MS. JEAN-PIERRE: So, what I can -- what I can be -- what I can commit to is that USDA is going to continue to do what they can to deal with the real issue, to deal with child poverty, to deal with the issue that millions of Americans across the country have to worry about: feeding their children, making sure that they can provide -- they can provide just the basics for their families every day.
So, we're going to do everything that we can to continue to make that happen. That's why -- as we've been talking about the economy over the last 30 minutes here, that's why the President, we believe, has an economic plan. And it's been proven by the data that -- that is -- that it grows the economy for -- you know, from the bottom up and middle out for people who are normally left behind. And so, that's going to continue to be the President's economic policy.
Q: Yes. Thank you, Karine. Following up on Karen's question, is there any concern within the White House or politically that even though the President is not the one responsible for the fact that these benefits may be ending, that we may see polling data two months from now that blame him for more people being in a tough situation or whether the effects that it may have on the economy, if there are more people who are struggling to get basic needs met or have less money to spend on those necessities, is there any concern politically about how the -- or how to prevent the President from being blamed for that?
MS. JEAN-PIERRE: So, look, I'm not going to get into politics from here. I'm not going to certainly give a hypothetical answer to polling -- potential polling, which, as we know, is a snapshot in time.
What I can say, what I can speak to is what the President cares about, is what the President is focused on. He's focused on the American people. He's focused on giving people a little bit of a breathing room.
I just talked about the student loan. I just talked about how the economy we see is growing because of his economic policy. I just talked about how the President continues to make sure that we do not leave anyone behind. I just talked about, at the beginning of the briefing, how equity has been at the center of everything that this President has done.
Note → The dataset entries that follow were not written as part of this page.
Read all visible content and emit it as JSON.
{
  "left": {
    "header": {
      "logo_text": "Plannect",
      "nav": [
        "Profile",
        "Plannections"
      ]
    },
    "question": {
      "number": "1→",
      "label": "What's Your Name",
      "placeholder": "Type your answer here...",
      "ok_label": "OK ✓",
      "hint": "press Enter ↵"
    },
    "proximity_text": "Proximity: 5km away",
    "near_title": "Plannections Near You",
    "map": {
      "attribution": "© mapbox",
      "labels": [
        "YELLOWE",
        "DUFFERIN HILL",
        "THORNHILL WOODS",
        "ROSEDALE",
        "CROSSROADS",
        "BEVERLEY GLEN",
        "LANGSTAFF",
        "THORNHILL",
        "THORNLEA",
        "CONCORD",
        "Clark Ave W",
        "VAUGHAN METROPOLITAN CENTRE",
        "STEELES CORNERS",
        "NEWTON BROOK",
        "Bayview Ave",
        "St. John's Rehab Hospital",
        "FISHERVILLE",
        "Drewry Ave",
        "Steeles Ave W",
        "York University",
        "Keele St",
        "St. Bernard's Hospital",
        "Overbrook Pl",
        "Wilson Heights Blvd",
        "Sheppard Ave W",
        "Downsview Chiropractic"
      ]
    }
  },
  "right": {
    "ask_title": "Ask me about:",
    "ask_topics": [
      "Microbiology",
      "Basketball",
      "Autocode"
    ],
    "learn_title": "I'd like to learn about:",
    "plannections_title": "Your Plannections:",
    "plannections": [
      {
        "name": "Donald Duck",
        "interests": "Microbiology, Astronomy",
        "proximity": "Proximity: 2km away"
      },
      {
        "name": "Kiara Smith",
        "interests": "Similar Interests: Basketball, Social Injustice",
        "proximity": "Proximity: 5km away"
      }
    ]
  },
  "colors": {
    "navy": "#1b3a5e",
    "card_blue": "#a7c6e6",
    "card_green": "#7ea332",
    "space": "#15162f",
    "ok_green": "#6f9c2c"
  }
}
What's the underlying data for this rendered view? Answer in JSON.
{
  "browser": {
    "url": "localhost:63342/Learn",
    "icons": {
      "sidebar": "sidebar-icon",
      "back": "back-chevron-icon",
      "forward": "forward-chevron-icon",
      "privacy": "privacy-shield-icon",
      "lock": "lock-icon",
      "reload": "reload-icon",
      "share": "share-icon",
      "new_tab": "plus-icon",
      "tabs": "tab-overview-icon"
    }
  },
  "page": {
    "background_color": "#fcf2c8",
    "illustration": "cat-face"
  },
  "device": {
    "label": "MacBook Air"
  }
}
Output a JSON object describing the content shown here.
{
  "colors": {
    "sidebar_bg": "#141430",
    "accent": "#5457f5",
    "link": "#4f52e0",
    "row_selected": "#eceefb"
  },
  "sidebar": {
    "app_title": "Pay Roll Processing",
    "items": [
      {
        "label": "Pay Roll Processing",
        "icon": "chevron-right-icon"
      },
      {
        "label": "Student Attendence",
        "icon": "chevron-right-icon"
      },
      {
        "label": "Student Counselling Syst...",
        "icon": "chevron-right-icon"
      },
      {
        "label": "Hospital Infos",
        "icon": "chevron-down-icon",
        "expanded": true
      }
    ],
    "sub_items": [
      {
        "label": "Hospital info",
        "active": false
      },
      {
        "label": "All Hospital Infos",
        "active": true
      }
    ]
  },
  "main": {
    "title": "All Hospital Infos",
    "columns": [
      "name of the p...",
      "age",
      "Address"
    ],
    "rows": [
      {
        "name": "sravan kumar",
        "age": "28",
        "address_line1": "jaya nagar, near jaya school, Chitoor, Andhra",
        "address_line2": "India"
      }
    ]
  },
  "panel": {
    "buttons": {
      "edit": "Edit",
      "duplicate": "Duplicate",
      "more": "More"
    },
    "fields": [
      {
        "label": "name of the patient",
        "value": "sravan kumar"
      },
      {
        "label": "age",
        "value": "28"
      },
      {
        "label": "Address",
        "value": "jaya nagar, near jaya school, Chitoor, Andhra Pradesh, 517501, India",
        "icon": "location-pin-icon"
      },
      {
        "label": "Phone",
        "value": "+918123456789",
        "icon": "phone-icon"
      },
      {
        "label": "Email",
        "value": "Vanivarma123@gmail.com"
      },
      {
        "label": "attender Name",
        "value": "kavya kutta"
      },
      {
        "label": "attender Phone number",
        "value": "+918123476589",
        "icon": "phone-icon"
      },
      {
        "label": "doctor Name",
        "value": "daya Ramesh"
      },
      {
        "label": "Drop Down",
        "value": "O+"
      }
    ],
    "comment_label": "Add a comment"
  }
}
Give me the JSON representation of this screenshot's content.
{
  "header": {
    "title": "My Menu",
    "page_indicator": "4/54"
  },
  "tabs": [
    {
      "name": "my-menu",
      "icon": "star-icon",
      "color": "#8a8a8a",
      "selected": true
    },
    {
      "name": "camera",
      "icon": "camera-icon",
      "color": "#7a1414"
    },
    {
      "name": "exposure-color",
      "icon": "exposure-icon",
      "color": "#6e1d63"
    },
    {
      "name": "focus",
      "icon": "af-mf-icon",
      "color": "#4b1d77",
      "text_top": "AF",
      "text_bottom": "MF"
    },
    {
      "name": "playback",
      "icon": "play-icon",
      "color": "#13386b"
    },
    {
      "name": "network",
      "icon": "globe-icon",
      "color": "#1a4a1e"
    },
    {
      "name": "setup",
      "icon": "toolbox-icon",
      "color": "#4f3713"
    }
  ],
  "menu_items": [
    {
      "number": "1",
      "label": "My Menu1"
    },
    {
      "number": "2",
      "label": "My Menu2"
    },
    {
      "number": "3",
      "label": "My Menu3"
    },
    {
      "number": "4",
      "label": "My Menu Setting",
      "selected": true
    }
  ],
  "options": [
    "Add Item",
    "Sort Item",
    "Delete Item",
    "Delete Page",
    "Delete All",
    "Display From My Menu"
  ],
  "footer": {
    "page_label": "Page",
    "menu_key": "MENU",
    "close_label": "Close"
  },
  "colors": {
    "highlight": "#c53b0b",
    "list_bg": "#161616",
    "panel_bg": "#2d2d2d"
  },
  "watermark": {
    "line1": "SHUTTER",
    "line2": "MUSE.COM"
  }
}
And as we're still fighting inflation and trying to lower costs, the President has taken actions because of his economic policy, because of the Inflation Reduction Act -- right? -- and other pieces of -- other actions that he has taken, even through USDA and making sure that we give 1 million children who have been dealing with poverty a little bit of a chance and opportunities I was just talking with Karen.
So, look, I get the question about SNAP. I get the question about how, politically, this may look for the President. But it's not just one thing here.
This is -- more broadly, if you look at the what the President has done these last two years, as he looks at the economy; as he looks at American families; as he's trying to, he says, give Americans a little bit more dignity -- right? -- to be able to put food on their table; as he talks about not leaving anyone behind -- this is part of the ethos of what the President believes as he is working for every American across the country, whether you're in rural America, in urban, in red state, blue state.
He is a President for everyone, and that's what you're going to continue to see from this President.
Q: Thanks, Karine.
MS. JEAN-PIERRE: All right, guys. I'll see you on Wednesday. Thanks, everybody.
3:38 P.M. EST
Joseph R. Biden, Press Briefing by Press Secretary Karine Jean-Pierre and National Security Council Coordinator for Strategic Communications John Kirby Online by Gerhard Peters and John T. Woolley, The American Presidency Project https://www.presidency.ucsb.edu/node/359867